**LISTED RECORDS:**
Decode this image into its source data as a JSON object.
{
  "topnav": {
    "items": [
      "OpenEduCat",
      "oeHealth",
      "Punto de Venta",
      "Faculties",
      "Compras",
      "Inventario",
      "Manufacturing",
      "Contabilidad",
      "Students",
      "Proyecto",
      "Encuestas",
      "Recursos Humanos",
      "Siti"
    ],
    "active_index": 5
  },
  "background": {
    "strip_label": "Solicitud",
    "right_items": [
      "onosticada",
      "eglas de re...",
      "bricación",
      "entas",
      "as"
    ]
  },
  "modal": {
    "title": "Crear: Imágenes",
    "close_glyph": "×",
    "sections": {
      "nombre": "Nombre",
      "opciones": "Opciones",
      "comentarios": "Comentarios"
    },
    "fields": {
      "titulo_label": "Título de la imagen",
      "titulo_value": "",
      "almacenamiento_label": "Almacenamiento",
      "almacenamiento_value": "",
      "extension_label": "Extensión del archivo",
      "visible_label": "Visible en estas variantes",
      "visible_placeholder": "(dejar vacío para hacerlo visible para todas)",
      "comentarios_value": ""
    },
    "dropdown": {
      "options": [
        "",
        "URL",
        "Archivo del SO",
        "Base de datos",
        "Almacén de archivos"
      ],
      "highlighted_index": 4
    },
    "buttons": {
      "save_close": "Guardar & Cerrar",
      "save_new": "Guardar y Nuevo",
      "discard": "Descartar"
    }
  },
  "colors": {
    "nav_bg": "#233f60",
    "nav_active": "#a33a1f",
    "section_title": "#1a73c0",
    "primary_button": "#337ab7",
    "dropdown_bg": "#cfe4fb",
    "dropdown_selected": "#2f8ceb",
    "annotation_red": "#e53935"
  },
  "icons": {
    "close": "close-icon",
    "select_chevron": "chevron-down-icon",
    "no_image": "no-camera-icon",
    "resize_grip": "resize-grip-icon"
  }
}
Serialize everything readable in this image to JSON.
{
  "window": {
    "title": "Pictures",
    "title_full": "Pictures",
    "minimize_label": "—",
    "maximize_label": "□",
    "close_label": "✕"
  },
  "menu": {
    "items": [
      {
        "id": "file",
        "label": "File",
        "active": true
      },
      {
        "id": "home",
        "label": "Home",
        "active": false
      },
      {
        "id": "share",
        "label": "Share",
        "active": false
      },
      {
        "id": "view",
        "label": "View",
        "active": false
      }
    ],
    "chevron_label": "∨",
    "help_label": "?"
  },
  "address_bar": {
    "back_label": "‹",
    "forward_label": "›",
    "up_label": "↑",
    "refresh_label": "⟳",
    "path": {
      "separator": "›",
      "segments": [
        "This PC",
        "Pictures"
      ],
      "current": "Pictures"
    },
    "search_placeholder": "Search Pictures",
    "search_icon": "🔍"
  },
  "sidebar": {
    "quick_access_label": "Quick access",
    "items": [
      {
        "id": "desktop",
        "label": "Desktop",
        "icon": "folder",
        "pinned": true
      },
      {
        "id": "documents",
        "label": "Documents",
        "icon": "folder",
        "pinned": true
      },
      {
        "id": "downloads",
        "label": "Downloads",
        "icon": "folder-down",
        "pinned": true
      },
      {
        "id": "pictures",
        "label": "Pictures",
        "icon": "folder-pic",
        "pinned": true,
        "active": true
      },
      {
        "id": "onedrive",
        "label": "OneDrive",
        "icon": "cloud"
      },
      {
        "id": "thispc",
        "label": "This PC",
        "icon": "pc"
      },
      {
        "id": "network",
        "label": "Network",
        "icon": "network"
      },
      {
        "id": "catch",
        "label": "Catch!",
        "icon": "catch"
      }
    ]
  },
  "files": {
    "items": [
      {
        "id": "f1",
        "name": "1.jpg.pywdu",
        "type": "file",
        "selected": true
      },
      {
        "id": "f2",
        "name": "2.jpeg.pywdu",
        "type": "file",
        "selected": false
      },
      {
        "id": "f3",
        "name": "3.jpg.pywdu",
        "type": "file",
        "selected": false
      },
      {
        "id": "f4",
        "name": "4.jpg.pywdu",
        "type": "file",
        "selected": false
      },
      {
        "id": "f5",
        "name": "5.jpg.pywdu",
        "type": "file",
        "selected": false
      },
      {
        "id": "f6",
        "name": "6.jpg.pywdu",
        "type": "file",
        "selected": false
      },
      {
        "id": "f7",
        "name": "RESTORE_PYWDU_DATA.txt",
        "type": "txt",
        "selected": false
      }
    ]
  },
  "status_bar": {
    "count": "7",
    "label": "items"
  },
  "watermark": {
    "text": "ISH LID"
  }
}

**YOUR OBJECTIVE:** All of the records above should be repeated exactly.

**SOLVED PROBLEM:**
Decode this image into its source data as a JSON object.
{
  "topnav": {
    "items": [
      "OpenEduCat",
      "oeHealth",
      "Punto de Venta",
      "Faculties",
      "Compras",
      "Inventario",
      "Manufacturing",
      "Contabilidad",
      "Students",
      "Proyecto",
      "Encuestas",
      "Recursos Humanos",
      "Siti"
    ],
    "active_index": 5
  },
  "background": {
    "strip_label": "Solicitud",
    "right_items": [
      "onosticada",
      "eglas de re...",
      "bricación",
      "entas",
      "as"
    ]
  },
  "modal": {
    "title": "Crear: Imágenes",
    "close_glyph": "×",
    "sections": {
      "nombre": "Nombre",
      "opciones": "Opciones",
      "comentarios": "Comentarios"
    },
    "fields": {
      "titulo_label": "Título de la imagen",
      "titulo_value": "",
      "almacenamiento_label": "Almacenamiento",
      "almacenamiento_value": "",
      "extension_label": "Extensión del archivo",
      "visible_label": "Visible en estas variantes",
      "visible_placeholder": "(dejar vacío para hacerlo visible para todas)",
      "comentarios_value": ""
    },
    "dropdown": {
      "options": [
        "",
        "URL",
        "Archivo del SO",
        "Base de datos",
        "Almacén de archivos"
      ],
      "highlighted_index": 4
    },
    "buttons": {
      "save_close": "Guardar & Cerrar",
      "save_new": "Guardar y Nuevo",
      "discard": "Descartar"
    }
  },
  "colors": {
    "nav_bg": "#233f60",
    "nav_active": "#a33a1f",
    "section_title": "#1a73c0",
    "primary_button": "#337ab7",
    "dropdown_bg": "#cfe4fb",
    "dropdown_selected": "#2f8ceb",
    "annotation_red": "#e53935"
  },
  "icons": {
    "close": "close-icon",
    "select_chevron": "chevron-down-icon",
    "no_image": "no-camera-icon",
    "resize_grip": "resize-grip-icon"
  }
}
Serialize everything readable in this image to JSON.
{
  "window": {
    "title": "Pictures",
    "title_full": "Pictures",
    "minimize_label": "—",
    "maximize_label": "□",
    "close_label": "✕"
  },
  "menu": {
    "items": [
      {
        "id": "file",
        "label": "File",
        "active": true
      },
      {
        "id": "home",
        "label": "Home",
        "active": false
      },
      {
        "id": "share",
        "label": "Share",
        "active": false
      },
      {
        "id": "view",
        "label": "View",
        "active": false
      }
    ],
    "chevron_label": "∨",
    "help_label": "?"
  },
  "address_bar": {
    "back_label": "‹",
    "forward_label": "›",
    "up_label": "↑",
    "refresh_label": "⟳",
    "path": {
      "separator": "›",
      "segments": [
        "This PC",
        "Pictures"
      ],
      "current": "Pictures"
    },
    "search_placeholder": "Search Pictures",
    "search_icon": "🔍"
  },
  "sidebar": {
    "quick_access_label": "Quick access",
    "items": [
      {
        "id": "desktop",
        "label": "Desktop",
        "icon": "folder",
        "pinned": true
      },
      {
        "id": "documents",
        "label": "Documents",
        "icon": "folder",
        "pinned": true
      },
      {
        "id": "downloads",
        "label": "Downloads",
        "icon": "folder-down",
        "pinned": true
      },
      {
        "id": "pictures",
        "label": "Pictures",
        "icon": "folder-pic",
        "pinned": true,
        "active": true
      },
      {
        "id": "onedrive",
        "label": "OneDrive",
        "icon": "cloud"
      },
      {
        "id": "thispc",
        "label": "This PC",
        "icon": "pc"
      },
      {
        "id": "network",
        "label": "Network",
        "icon": "network"
      },
      {
        "id": "catch",
        "label": "Catch!",
        "icon": "catch"
      }
    ]
  },
  "files": {
    "items": [
      {
        "id": "f1",
        "name": "1.jpg.pywdu",
        "type": "file",
        "selected": true
      },
      {
        "id": "f2",
        "name": "2.jpeg.pywdu",
        "type": "file",
        "selected": false
      },
      {
        "id": "f3",
        "name": "3.jpg.pywdu",
        "type": "file",
        "selected": false
      },
      {
        "id": "f4",
        "name": "4.jpg.pywdu",
        "type": "file",
        "selected": false
      },
      {
        "id": "f5",
        "name": "5.jpg.pywdu",
        "type": "file",
        "selected": false
      },
      {
        "id": "f6",
        "name": "6.jpg.pywdu",
        "type": "file",
        "selected": false
      },
      {
        "id": "f7",
        "name": "RESTORE_PYWDU_DATA.txt",
        "type": "txt",
        "selected": false
      }
    ]
  },
  "status_bar": {
    "count": "7",
    "label": "items"
  },
  "watermark": {
    "text": "ISH LID"
  }
}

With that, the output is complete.